The current Administration's approach to immigration has undermined the rule of law at every turn. It has lessened work-site enforcement—and even allows the illegal aliens it does uncover to walk down the street to the next employer—and challenged legitimate State efforts to keep communities safe, suing them for trying to enforce the law when the federal government refuses to do so. It has created a backdoor amnesty program unrecognized in law, granting worker authorization to illegal aliens, and shown little regard for the life-and-death situations facing the men and women of the border patrol.

Perhaps worst of all, the current Administration has failed to enforce the legal means for workers or employers who want to operate within the law.

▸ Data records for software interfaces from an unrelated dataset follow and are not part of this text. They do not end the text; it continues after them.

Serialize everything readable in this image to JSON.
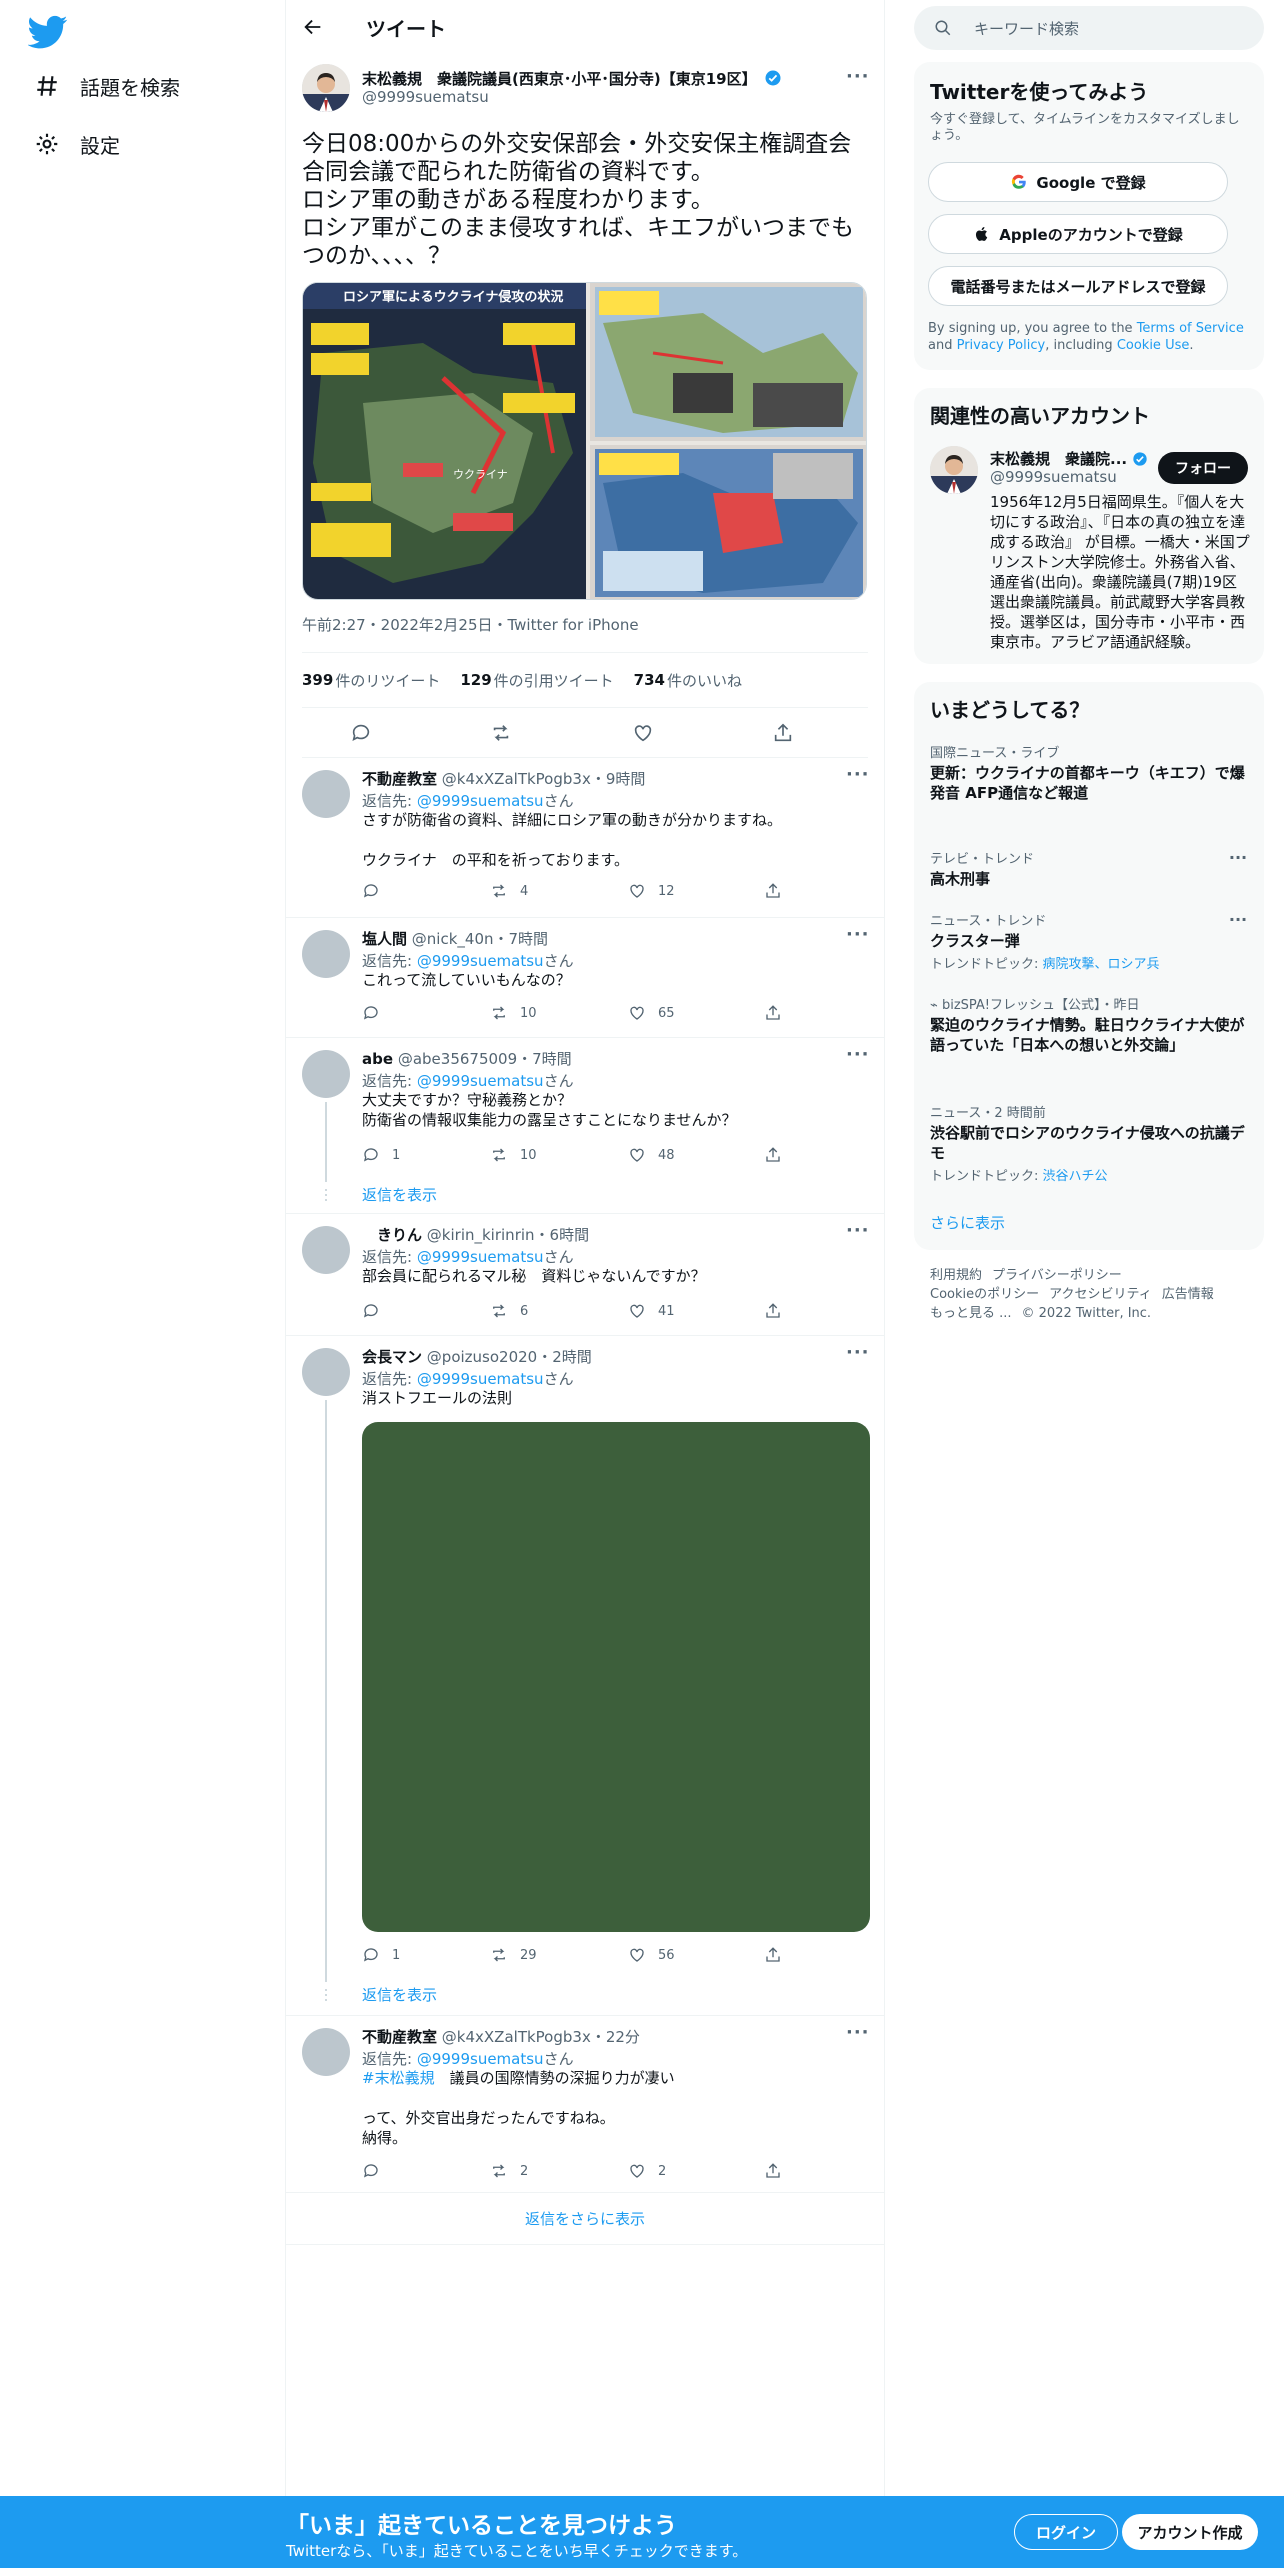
{
  "nav": {
    "explore_label": "話題を検索",
    "settings_label": "設定"
  },
  "header": {
    "title": "ツイート"
  },
  "tweet": {
    "author_name": "末松義規　衆議院議員(西東京･小平･国分寺)【東京19区】",
    "author_handle": "@9999suematsu",
    "text": "今日08:00からの外交安保部会・外交安保主権調査会合同会議で配られた防衛省の資料です。\nロシア軍の動きがある程度わかります。\nロシア軍がこのまま侵攻すれば、キエフがいつまでもつのか、、、、？",
    "timestamp": "午前2:27・2022年2月25日・Twitter for iPhone",
    "retweets": "399",
    "retweets_label": "件のリツイート",
    "quotes": "129",
    "quotes_label": "件の引用ツイート",
    "likes": "734",
    "likes_label": "件のいいね",
    "media_caption_main": "ロシア軍によるウクライナ侵攻の状況",
    "media_map_label": "ウクライナ"
  },
  "replies": [
    {
      "name": "不動産教室",
      "handle": "@k4xXZalTkPogb3x",
      "time": "・9時間",
      "reply_to_prefix": "返信先: ",
      "reply_to": "@9999suematsu",
      "reply_to_suffix": "さん",
      "text": "さすが防衛省の資料、詳細にロシア軍の動きが分かりますね。\n\nウクライナ　の平和を祈っております。",
      "replies": "",
      "retweets": "4",
      "likes": "12"
    },
    {
      "name": "塩人間",
      "handle": "@nick_40n",
      "time": "・7時間",
      "reply_to_prefix": "返信先: ",
      "reply_to": "@9999suematsu",
      "reply_to_suffix": "さん",
      "text": "これって流していいもんなの？",
      "replies": "",
      "retweets": "10",
      "likes": "65"
    },
    {
      "name": "abe",
      "handle": "@abe35675009",
      "time": "・7時間",
      "reply_to_prefix": "返信先: ",
      "reply_to": "@9999suematsu",
      "reply_to_suffix": "さん",
      "text": "大丈夫ですか？守秘義務とか？\n防衛省の情報収集能力の露呈さすことになりませんか？",
      "replies": "1",
      "retweets": "10",
      "likes": "48",
      "show_replies": "返信を表示"
    },
    {
      "name": "　きりん",
      "handle": "@kirin_kirinrin",
      "time": "・6時間",
      "reply_to_prefix": "返信先: ",
      "reply_to": "@9999suematsu",
      "reply_to_suffix": "さん",
      "text": "部会員に配られるマル秘　資料じゃないんですか？",
      "replies": "",
      "retweets": "6",
      "likes": "41"
    },
    {
      "name": "会長マン",
      "handle": "@poizuso2020",
      "time": "・2時間",
      "reply_to_prefix": "返信先: ",
      "reply_to": "@9999suematsu",
      "reply_to_suffix": "さん",
      "text": "消ストフエールの法則",
      "replies": "1",
      "retweets": "29",
      "likes": "56",
      "show_replies": "返信を表示",
      "media_color": "#3d5f3b"
    },
    {
      "name": "不動産教室",
      "handle": "@k4xXZalTkPogb3x",
      "time": "・22分",
      "reply_to_prefix": "返信先: ",
      "reply_to": "@9999suematsu",
      "reply_to_suffix": "さん",
      "hashtag": "#末松義規",
      "text_after_hashtag": "　議員の国際情勢の深掘り力が凄い",
      "text": "\n\nって、外交官出身だったんですねね。\n納得。",
      "replies": "",
      "retweets": "2",
      "likes": "2"
    }
  ],
  "more_replies": "返信をさらに表示",
  "search": {
    "placeholder": "キーワード検索"
  },
  "signup": {
    "title": "Twitterを使ってみよう",
    "subtitle": "今すぐ登録して、タイムラインをカスタマイズしましょう。",
    "google": "Google で登録",
    "apple": "Appleのアカウントで登録",
    "phone": "電話番号またはメールアドレスで登録",
    "note_prefix": "By signing up, you agree to the ",
    "terms": "Terms of Service",
    "and": " and ",
    "privacy": "Privacy Policy",
    "including": ", including ",
    "cookie": "Cookie Use",
    "period": "."
  },
  "related": {
    "title": "関連性の高いアカウント",
    "name": "末松義規　衆議院...",
    "handle": "@9999suematsu",
    "follow": "フォロー",
    "bio": "1956年12月5日福岡県生。『個人を大切にする政治』、『日本の真の独立を達成する政治』 が目標。一橋大・米国プリンストン大学院修士。外務省入省、通産省(出向)。衆議院議員(7期)19区選出衆議院議員。前武蔵野大学客員教授。選挙区は，国分寺市・小平市・西東京市。アラビア語通訳経験。"
  },
  "trends": {
    "title": "いまどうしてる？",
    "items": [
      {
        "context": "国際ニュース・ライブ",
        "title": "更新：ウクライナの首都キーウ（キエフ）で爆発音 AFP通信など報道",
        "topic": ""
      },
      {
        "context": "テレビ・トレンド",
        "title": "高木刑事",
        "topic": ""
      },
      {
        "context": "ニュース・トレンド",
        "title": "クラスター弾",
        "topic_prefix": "トレンドトピック: ",
        "topic": "病院攻撃、ロシア兵"
      },
      {
        "context": "bizSPA!フレッシュ【公式】・昨日",
        "title": "緊迫のウクライナ情勢。駐日ウクライナ大使が語っていた「日本への想いと外交論」",
        "topic": ""
      },
      {
        "context": "ニュース・2 時間前",
        "title": "渋谷駅前でロシアのウクライナ侵攻への抗議デモ",
        "topic_prefix": "トレンドトピック: ",
        "topic": "渋谷ハチ公"
      }
    ],
    "show_more": "さらに表示"
  },
  "footer": {
    "terms": "利用規約",
    "privacy": "プライバシーポリシー",
    "cookie": "Cookieのポリシー",
    "accessibility": "アクセシビリティ",
    "ads": "広告情報",
    "more": "もっと見る ...",
    "copyright": "© 2022 Twitter, Inc."
  },
  "banner": {
    "headline": "「いま」起きていることを見つけよう",
    "sub": "Twitterなら、「いま」起きていることをいち早くチェックできます。",
    "login": "ログイン",
    "signup": "アカウント作成"
  },
  "colors": {
    "accent": "#1d9bf0",
    "text": "#0f1419",
    "secondary": "#536471"
  }
}
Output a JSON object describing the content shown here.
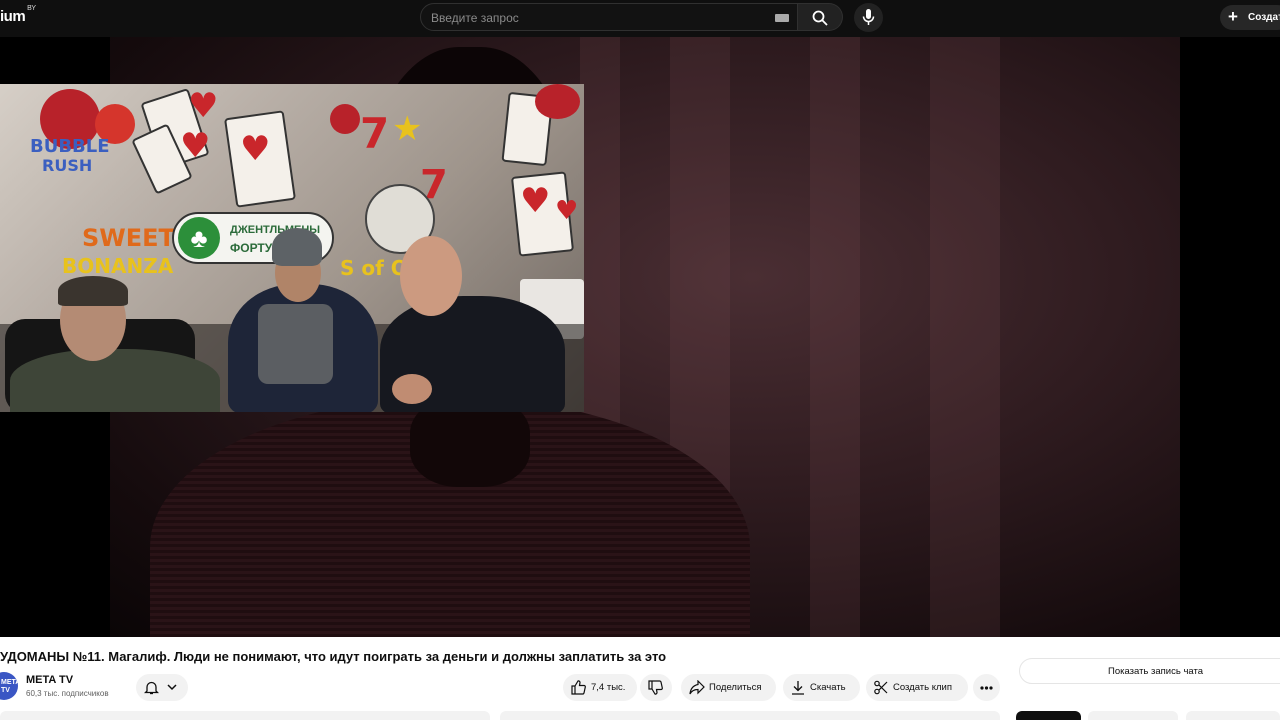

In contrast, a Republican Administration and Congress will partner with local governments through cooperative enforcement agreements in Section 287g of the Immigration and Nationality Act to make communities safer for all and will consider, in light of both current needs and historic practice, the utility of a legal and reliable source of foreign labor where needed through a new guest worker program. We will create humane procedures to encourage illegal aliens to return home voluntarily, while enforcing the law against those who overstay their visas.

State efforts to reduce illegal immigration must be encouraged, not attacked. The pending Department of Justice lawsuits against Arizona, Alabama, South Carolina, and Utah must be dismissed immediately. The double-layered fencing on the border that was enacted by Congress in 2006, but never completed, must finally be built. In order to restore the rule of law, federal funding should be denied to sanctuary cities that violate federal law and endanger their own citizens, and federal funding should be denied to universities that provide instate tuition rates to illegal aliens, in open defiance of federal law.

We are grateful to the thousands of new immigrants, many of them not yet citizens, who are serving in the Armed Forces. Their patriotism should encourage us all to embrace the newcomers legally among us, assist their journey to full citizenship, and help their communities avoid isolation from the mainstream of society. To that end, while we encourage the retention and transmission of heritage tongues, we support English as the nation's official language, a unifying force essential for the educational and economic advancement of—not only immigrant communities—but also our nation as a whole."